• _WHAT IS EXPECTED_: For the string "this", state how many lines of the data hold it. Give nothing besides the number.

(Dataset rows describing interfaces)
______

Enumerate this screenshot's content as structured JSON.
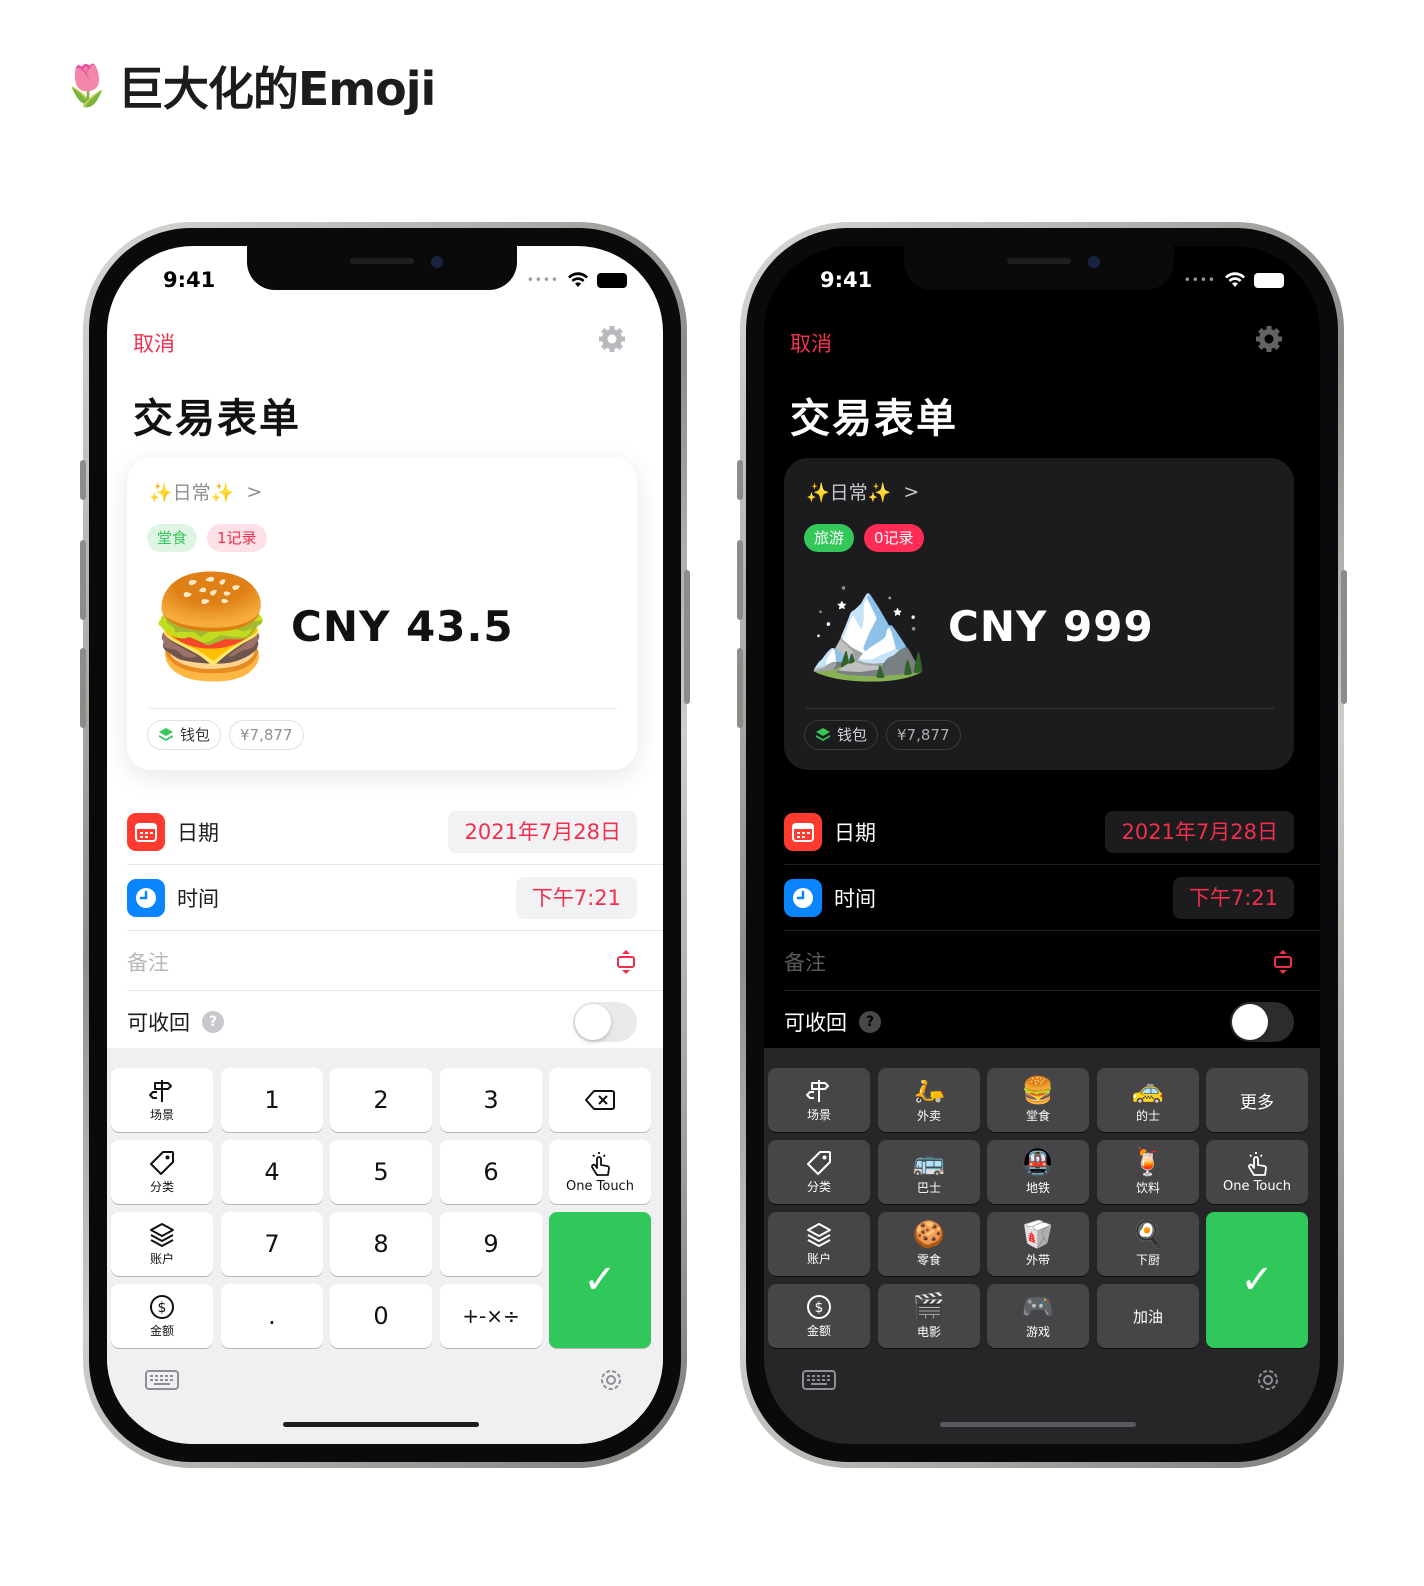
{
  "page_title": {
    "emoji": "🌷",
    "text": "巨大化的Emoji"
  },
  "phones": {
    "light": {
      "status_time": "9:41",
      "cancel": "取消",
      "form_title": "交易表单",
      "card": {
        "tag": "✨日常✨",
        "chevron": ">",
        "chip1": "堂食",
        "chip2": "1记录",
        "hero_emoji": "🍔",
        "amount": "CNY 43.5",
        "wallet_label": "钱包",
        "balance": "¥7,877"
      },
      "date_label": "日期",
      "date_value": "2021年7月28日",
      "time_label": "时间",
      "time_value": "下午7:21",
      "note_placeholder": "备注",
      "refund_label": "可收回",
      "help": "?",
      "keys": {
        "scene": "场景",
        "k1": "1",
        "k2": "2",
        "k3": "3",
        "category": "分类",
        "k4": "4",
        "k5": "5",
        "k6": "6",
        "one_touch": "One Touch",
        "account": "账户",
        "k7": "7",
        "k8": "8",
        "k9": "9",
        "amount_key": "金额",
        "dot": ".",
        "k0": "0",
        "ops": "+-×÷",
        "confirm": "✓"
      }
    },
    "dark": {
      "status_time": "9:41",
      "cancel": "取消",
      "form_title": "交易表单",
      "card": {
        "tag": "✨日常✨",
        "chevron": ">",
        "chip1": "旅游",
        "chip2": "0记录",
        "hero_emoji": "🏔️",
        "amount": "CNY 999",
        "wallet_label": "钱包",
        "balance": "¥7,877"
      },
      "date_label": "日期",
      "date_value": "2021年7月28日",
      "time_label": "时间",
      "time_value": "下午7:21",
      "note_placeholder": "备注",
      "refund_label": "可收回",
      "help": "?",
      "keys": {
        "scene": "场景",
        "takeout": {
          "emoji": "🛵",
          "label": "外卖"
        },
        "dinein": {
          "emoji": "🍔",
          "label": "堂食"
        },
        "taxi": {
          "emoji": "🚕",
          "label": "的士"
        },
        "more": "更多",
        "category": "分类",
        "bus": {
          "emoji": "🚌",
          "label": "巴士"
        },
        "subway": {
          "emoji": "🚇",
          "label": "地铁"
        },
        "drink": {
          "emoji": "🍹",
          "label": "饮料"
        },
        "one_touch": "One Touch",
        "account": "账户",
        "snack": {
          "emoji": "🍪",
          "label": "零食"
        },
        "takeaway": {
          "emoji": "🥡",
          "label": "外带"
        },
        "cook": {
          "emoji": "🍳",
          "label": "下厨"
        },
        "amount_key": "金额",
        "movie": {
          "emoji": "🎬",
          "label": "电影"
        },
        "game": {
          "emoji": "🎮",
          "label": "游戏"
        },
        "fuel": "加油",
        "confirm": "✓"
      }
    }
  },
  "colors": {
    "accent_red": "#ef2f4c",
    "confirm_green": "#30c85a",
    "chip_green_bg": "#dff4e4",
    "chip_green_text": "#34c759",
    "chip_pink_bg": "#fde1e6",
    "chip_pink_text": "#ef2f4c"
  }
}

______

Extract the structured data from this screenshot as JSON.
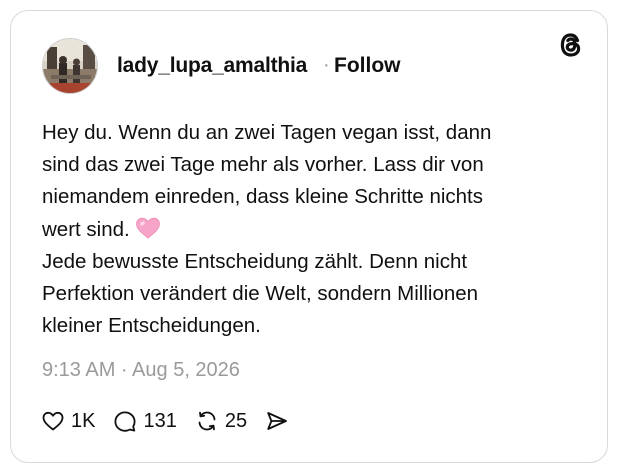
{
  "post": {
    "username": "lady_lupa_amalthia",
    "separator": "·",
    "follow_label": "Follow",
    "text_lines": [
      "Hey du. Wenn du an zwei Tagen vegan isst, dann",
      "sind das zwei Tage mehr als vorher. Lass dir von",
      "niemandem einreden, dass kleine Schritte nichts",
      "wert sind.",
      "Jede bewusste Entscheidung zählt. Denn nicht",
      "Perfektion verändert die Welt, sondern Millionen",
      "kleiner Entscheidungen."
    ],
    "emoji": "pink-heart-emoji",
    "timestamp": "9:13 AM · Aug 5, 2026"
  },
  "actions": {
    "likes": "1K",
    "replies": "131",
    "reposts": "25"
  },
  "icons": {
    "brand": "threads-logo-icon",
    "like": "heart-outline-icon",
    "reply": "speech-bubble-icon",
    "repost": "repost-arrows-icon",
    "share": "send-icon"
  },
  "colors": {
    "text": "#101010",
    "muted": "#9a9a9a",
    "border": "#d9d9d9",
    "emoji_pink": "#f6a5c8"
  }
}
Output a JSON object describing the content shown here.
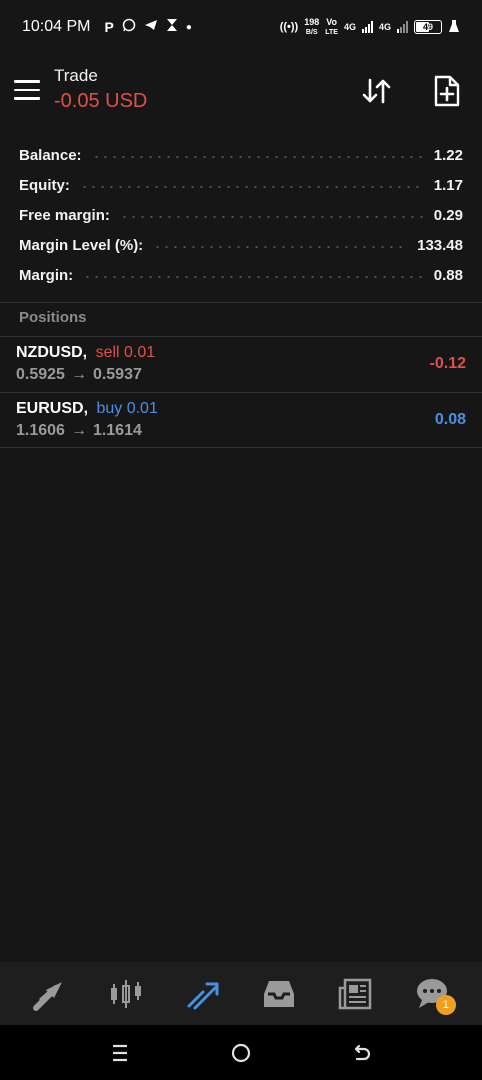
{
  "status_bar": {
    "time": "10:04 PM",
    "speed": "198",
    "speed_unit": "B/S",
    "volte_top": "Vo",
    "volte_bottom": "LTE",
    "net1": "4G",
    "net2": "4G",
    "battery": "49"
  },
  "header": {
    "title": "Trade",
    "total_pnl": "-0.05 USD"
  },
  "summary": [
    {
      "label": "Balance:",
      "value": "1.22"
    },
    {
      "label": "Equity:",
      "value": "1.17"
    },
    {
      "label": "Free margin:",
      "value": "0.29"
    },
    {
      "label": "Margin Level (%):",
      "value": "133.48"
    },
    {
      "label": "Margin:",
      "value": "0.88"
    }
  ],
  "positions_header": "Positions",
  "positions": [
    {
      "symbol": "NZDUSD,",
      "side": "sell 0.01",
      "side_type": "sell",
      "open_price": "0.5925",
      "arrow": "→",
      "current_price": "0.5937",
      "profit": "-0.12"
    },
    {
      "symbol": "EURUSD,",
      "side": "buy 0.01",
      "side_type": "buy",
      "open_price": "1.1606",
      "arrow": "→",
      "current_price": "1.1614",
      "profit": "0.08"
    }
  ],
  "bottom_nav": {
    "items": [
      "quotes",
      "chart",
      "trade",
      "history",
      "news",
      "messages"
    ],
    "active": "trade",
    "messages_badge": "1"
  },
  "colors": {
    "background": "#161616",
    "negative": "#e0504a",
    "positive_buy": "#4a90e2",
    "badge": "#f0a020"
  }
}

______

• _SOLVED EXERCISE_: 2